Human rights activists based in Laayoune and Dakhla revealed in April that an estimated 250 people contracted the virus in the Tindouf camps.
Rabat – The precarious health situation in the Tindouf camps due to the spread of COVID-19 has prompted a member of the European Parliament (MEP), Anna Bonfrisco, to call on the European Committee to investigate Algeria’s responsibility in human rights violations in the camps.
The Tindouf camps in western Algeria are a group of refugee camps under the control of the Polisario Front.
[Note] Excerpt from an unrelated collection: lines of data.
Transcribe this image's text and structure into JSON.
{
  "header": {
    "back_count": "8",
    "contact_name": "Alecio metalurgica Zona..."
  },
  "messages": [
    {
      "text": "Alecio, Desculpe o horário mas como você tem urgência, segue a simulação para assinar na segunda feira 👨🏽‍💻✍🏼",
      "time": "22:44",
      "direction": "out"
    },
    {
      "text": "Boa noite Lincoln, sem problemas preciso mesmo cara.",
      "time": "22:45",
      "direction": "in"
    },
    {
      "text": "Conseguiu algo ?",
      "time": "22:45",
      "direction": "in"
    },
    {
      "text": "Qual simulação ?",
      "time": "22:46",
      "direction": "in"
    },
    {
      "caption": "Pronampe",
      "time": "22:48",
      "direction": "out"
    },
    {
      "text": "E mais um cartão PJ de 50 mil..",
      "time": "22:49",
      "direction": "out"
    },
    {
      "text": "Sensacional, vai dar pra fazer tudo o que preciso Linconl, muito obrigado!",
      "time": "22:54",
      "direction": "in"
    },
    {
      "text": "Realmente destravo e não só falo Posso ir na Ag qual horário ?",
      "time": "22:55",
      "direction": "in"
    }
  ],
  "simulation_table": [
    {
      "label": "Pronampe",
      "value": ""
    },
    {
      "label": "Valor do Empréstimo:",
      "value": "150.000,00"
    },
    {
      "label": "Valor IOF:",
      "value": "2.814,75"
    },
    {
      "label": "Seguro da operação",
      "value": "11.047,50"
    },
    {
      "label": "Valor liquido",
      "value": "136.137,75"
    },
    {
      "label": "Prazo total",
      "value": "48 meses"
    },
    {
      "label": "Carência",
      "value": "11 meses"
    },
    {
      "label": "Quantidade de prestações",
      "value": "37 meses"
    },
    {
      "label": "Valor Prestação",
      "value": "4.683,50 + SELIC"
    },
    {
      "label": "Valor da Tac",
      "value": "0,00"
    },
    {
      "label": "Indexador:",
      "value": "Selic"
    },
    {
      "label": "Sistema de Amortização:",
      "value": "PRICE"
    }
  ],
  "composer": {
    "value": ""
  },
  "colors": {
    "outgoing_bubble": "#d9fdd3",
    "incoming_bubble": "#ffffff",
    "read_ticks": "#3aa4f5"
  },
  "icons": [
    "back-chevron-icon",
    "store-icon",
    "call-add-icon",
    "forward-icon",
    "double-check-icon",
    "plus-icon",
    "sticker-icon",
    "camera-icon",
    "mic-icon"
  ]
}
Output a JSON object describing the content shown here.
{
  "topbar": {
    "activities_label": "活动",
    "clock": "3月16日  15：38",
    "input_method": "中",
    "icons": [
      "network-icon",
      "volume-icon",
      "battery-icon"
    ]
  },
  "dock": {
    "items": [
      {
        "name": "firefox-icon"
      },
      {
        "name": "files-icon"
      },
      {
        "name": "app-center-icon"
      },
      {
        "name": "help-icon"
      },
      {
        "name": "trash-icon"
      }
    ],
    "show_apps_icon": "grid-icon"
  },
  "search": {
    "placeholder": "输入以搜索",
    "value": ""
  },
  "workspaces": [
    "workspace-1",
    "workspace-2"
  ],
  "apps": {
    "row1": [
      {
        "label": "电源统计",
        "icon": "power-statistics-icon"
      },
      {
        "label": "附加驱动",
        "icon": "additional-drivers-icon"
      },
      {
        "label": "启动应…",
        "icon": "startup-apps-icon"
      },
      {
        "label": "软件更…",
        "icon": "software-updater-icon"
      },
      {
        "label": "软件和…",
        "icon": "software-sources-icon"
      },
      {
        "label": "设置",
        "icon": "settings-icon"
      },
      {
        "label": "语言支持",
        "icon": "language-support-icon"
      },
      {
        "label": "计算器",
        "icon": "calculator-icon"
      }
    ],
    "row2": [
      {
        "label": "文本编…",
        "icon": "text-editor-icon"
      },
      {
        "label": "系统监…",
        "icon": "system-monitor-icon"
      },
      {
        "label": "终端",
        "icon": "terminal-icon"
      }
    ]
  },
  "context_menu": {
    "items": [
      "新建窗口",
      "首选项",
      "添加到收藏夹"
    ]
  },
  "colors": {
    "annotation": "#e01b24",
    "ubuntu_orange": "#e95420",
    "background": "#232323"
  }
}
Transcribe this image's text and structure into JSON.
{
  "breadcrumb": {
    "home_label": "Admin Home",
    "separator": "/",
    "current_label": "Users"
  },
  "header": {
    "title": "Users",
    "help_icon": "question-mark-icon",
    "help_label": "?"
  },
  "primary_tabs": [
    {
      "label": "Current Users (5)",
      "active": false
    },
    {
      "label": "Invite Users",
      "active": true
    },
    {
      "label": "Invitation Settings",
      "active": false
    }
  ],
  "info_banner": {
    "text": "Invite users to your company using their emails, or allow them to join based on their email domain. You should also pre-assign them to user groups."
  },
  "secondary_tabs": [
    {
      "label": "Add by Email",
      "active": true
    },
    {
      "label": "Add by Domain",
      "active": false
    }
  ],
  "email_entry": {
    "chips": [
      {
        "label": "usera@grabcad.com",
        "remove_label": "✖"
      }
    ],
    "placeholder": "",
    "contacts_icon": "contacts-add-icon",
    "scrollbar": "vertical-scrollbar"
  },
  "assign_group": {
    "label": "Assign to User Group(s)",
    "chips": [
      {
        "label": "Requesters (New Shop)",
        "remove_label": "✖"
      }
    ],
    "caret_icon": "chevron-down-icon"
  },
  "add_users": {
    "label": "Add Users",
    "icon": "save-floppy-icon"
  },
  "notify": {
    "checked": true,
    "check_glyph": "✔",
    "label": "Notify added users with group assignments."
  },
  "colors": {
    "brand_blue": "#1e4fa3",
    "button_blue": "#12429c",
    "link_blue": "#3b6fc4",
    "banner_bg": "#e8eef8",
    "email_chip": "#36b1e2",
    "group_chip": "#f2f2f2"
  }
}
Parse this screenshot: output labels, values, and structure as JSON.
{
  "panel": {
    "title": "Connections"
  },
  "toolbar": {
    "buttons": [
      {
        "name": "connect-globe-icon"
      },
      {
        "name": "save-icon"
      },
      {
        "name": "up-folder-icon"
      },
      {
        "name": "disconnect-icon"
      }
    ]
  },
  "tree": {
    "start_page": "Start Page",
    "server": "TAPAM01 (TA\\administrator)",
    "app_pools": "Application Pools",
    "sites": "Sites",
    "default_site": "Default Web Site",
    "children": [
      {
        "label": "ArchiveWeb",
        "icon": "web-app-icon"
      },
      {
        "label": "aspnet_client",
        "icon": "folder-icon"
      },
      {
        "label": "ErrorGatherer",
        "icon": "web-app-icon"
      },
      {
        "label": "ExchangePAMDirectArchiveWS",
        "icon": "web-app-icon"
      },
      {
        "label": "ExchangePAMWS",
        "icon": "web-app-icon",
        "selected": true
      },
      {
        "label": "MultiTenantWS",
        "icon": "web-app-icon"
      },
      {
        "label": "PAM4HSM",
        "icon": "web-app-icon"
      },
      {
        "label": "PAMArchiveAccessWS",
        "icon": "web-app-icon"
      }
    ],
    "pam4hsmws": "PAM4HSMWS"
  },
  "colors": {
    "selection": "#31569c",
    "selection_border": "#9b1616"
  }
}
Residents of the camps have long denounced the repression of their basic freedoms.
In a written question to the Committee, Bonfrisco highlighted the urgent need for Algeria to implement a census in the Tindouf camps, where residents are deprived of many basic rights including employment, food and medicine, and freedom of movement.
The Italian politician warned that “the uncontrolled spread of the COVID-19 pandemic constitutes a potential health threat, which also jeopardizes the lives of humanitarian workers.”
Recalling that European borders are experiencing a migration crisis characterized by mass flow of refugees, migrants, and displaced people, the official said that “many of these refugees are from sub-Saharan countries and transit through countries like Algeria and Libya.”
In an attempt to hold Algeria responsible, Bonfrisco urged the European Committee to “clarify the responsibility of the host countries towards refugees on their territories, having regard in particular to the provision of basic services, the implementation of a census and freedom of movement.”
Bulgarian MEP Ilhan Kyuchyuk made similar statements late last month, condemning Polisario’s exploitation of the dire humanitarian situation in the camps and Algeria’s refusal to organize a census.
The MEPs’ remarks follow those of Belgian Euro-Deputy and former journalist Frederique Ries who in early April called on the European Commission to investigate Algeria’s “irresponsible attitude” towards the Tindouf camps population.
Ries pointed out Algeria’s inability to safeguard the Sahrawi population sequestered by the Polisario Front, allowing human rights abuse to prevail “on its soil.”
Human rights abuse in the camps
The Sahrawi population in the Tindouf camps found itself isolated and trapped in the desert after Algeria and Mauritania closed their borders and entered lockdown due to the spread of the COVID-19 pandemic.
Reports emerged in early April stating that while Polisario leadership self-isolate in their state-provided homes in Tindouf, Sahrawis are left behind to live in perilous conditions without basic sanitation, healthcare, or security.
While the Polisario Front and its self-imposed “government” continue to claim the pandemic has not reached the camps, human rights activists based in the southern Moroccan cities of Laayoune and Dakhla revealed that at least 250 people contracted the virus and have been held in isolation without basic medical care or supervision.
The Polisario Front, which claims to be the legitimate representative of the Sahrawi people, has long been involved in the embezzlement of funds and humanitarian aid, selling vital supplies in the black market in Rabouni, a city near the camps.